Interface dataset entries:
= Beginning of Section =

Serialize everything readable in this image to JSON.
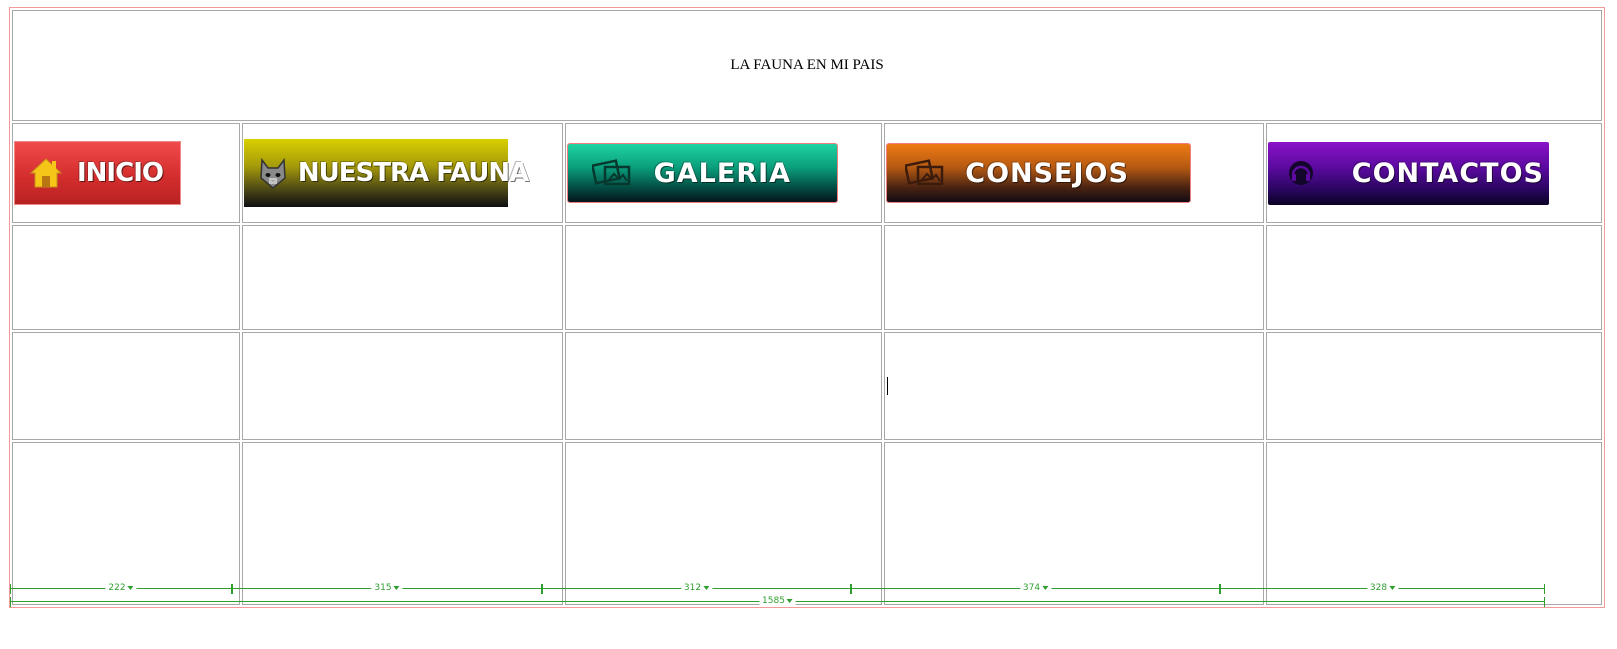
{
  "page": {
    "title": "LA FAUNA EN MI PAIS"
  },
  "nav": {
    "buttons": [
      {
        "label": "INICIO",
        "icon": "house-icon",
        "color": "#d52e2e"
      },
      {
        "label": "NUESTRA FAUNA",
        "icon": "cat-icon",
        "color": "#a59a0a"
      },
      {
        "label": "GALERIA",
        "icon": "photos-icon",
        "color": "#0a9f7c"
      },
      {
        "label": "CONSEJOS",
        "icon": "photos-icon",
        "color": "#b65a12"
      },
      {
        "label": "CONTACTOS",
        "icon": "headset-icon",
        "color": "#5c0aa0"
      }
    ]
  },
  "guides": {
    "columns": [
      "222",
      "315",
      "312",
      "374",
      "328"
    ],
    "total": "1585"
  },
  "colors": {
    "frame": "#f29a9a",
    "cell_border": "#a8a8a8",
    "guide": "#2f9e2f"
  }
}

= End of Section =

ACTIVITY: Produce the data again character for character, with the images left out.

SOLUTION TO THIS EXERCISE:
Serialize everything readable in this image to JSON.
{
  "page": {
    "title": "LA FAUNA EN MI PAIS"
  },
  "nav": {
    "buttons": [
      {
        "label": "INICIO",
        "icon": "house-icon",
        "color": "#d52e2e"
      },
      {
        "label": "NUESTRA FAUNA",
        "icon": "cat-icon",
        "color": "#a59a0a"
      },
      {
        "label": "GALERIA",
        "icon": "photos-icon",
        "color": "#0a9f7c"
      },
      {
        "label": "CONSEJOS",
        "icon": "photos-icon",
        "color": "#b65a12"
      },
      {
        "label": "CONTACTOS",
        "icon": "headset-icon",
        "color": "#5c0aa0"
      }
    ]
  },
  "guides": {
    "columns": [
      "222",
      "315",
      "312",
      "374",
      "328"
    ],
    "total": "1585"
  },
  "colors": {
    "frame": "#f29a9a",
    "cell_border": "#a8a8a8",
    "guide": "#2f9e2f"
  }
}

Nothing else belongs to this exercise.